Shares of Saudi Arabia’s Kingdom Holding, an international investment company controlled by Prince Alwaleed Bin Talal, soared in January when he was freed after two months of being held captive at a Ritz Carlton in Riyadh, Saudi Arabia.
Turns out investors may have celebrated too soon.
As people following the story may recall, Prince Alwaleed was arrested in early November with hundreds of other businessmen and at least 10 other princes. The roundup was described as a sweeping corruption investigation but widely seen as an effort to consolidate power by Crown Prince Mohammed bin Salman, a son and the top adviser of King Salman, who succeeded his half brother and became king of Saudi Arabia in January 2015. Indeed, the crown prince had announced the creation of a new anti-corruption committee — which he headed up — just hours before the arrests were ordered.
New reports suggest that though most of those who were arrested have now been released, they are not in control of the holdings they once were, including Prince Alwaleed. A detailed weekend report by the New York Times, for example, states that “members of the royal family, and relatives, advisers and associates of the detainees” say those who were kidnapped were coerced and physically abused in some cases, and that billions of dollars in private wealth were transferred to Crown Prince’s Mohammed’s control.
Two associates of Prince Alwaleed also told the Times that he continues to live under armed guard and that his time at the Ritz is “something he wants to forget.”
That won’t be easy, according to a separate report in the WSJ yesterday that said the Saudi government now has final say over decisions at Kingdom Holding and that, further, the prince’s personal investment portfolio is also under government control.
Prince Alwaleed — who long maintained a high profile, even pledging in 2015 to give away $32 billion as part of investor Warren Buffett’s famous Giving Pledge — has also reportedly agreed to step back from his informal role as a broker for foreign businesses and governments looking to invest in Saudi Arabia, says the WSJ.
Before being ushered out of view in November, the prince was considered to be one of the world’s richest men, with Kingdom Holding owning or having owned meaningful positions in satellite TV networks, as well as in News Corp. (a stake it mostly sold), Citigroup (shares of which it has owned since 1991), and a growing number of tech companies.
The prince and Kingdom Holding — of which he was believed to own 95 percent — first invested $300 million in Twitter in 2011, two years before the company went public.

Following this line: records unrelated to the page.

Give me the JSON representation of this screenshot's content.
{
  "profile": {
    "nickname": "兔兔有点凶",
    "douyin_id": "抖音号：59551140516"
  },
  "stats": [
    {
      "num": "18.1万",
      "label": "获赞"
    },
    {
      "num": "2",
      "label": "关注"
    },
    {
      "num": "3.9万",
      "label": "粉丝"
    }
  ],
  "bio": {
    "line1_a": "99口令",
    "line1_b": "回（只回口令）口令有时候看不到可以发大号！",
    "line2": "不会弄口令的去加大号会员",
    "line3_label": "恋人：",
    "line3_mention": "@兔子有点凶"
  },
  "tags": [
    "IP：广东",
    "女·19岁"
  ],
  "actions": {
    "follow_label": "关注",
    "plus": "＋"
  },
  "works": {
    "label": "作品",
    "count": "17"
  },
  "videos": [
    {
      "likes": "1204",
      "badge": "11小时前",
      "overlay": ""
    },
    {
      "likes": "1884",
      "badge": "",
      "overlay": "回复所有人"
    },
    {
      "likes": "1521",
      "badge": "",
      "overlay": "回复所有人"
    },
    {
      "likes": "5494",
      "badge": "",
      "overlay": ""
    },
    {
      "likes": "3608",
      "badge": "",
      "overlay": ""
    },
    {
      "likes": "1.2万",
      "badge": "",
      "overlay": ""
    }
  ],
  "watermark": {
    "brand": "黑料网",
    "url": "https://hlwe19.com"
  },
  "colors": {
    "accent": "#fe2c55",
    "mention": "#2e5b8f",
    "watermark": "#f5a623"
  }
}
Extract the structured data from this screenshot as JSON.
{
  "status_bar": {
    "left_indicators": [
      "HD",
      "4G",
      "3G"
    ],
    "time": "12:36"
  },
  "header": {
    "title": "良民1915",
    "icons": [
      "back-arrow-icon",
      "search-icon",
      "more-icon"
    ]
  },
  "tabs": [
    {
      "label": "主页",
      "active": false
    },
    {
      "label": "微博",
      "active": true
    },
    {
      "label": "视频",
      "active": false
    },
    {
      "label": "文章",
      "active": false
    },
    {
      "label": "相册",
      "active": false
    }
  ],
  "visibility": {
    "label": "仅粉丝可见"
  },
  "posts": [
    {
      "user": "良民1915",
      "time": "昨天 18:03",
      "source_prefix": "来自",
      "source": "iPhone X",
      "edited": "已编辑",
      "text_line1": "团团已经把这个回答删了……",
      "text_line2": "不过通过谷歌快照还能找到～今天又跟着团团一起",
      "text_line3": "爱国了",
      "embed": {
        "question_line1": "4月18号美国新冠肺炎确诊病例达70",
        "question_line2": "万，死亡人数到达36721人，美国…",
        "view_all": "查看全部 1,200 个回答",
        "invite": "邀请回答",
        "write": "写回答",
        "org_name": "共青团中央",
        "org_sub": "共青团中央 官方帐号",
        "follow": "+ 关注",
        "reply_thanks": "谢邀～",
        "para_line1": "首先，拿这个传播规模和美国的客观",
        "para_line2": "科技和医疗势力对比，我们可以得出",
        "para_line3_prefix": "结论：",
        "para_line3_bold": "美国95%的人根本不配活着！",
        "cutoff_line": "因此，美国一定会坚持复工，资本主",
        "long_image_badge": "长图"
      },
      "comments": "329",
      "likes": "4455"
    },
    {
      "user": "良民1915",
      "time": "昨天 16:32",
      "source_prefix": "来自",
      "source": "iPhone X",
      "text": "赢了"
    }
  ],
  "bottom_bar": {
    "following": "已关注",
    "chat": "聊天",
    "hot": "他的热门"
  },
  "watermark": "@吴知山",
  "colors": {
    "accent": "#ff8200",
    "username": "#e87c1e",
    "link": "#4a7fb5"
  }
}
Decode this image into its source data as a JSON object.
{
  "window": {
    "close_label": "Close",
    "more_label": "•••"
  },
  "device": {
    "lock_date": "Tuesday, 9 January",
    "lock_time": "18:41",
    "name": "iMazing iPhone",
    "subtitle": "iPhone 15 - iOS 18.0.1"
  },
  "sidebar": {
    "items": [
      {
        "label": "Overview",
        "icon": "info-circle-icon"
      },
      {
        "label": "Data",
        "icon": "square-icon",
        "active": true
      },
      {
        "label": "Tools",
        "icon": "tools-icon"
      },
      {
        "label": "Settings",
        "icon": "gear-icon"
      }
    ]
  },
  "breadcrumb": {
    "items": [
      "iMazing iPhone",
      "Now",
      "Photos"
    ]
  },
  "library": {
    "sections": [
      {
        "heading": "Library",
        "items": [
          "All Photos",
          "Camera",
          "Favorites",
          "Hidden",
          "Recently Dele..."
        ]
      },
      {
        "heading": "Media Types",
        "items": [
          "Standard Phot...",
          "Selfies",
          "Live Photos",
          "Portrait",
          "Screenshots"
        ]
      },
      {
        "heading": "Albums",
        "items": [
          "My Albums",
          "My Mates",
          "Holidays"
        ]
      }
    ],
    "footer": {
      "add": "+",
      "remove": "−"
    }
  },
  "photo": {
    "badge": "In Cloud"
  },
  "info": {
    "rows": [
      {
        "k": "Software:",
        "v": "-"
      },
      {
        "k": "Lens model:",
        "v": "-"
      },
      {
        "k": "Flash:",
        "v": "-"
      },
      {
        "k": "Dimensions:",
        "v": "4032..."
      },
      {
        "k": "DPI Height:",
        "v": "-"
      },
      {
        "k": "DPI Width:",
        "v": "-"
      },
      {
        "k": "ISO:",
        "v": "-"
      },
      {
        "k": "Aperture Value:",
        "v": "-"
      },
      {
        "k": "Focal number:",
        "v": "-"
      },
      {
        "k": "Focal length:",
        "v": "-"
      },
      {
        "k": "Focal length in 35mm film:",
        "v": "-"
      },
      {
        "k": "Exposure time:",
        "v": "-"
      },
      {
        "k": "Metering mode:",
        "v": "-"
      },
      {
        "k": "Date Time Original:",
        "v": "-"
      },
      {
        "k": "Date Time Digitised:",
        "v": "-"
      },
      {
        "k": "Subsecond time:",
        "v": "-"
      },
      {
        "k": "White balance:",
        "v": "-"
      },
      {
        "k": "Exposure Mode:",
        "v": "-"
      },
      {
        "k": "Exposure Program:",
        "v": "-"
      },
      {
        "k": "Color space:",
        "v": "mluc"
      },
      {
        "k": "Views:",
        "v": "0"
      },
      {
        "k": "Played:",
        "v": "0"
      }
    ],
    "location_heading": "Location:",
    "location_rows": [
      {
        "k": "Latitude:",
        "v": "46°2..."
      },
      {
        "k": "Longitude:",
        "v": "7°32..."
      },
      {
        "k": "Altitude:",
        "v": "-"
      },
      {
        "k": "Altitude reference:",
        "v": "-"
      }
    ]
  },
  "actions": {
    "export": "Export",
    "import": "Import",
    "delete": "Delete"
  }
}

In 2015, he invested another $50 million to increase his ownership in Twitter and, as of 2016, remained one of the company’s largest shareholders.
In 2013, Kingdom also acquired 2.5 percent of China-based retailer JD.Com, which went public on the Nasdaq the following year and whose shares have more than doubled since.
What happens to Kingdom’s stakes in these companies now is an open question. It’s far from the only one, either.
For example, an investor conference in Riyadh last October that was organized by Crown Prince Mohammed and attended by several thousand people — including billionaire investor Peter Thiel, Blackstone Group cofounder Stephen Schwarzman, SoftBank founder Masayoshi Son, and United States Treasury Secretary Steven Mnuchin — was designed to showcase Saudi Arabia’s growing influence in the business world.
Yet a newly delayed initial public offering of the world’s largest oil company, Saudi Aramco, has some wondering who, exactly, is in charge. Crown Prince Mohammed has been pushing Saudi Arabia to sell 5 percent of Saudi Aramco as part of a broader economic reform program. He also reportedly wants to list its shares in New York, as well as on Saudi Arabia’s Tadawul exchange.
But according to a weekend report in the The Financial Times, those assessing the company are struggling to arrive at the $2 trillion valuation sought by the crown prince. Further, senior Saudi ministers and Saudi Aramco executives have said privately that London might be a better fit than New York, says the FT’s report, which suggests the offering, once expected this year, could now be delayed until 2019.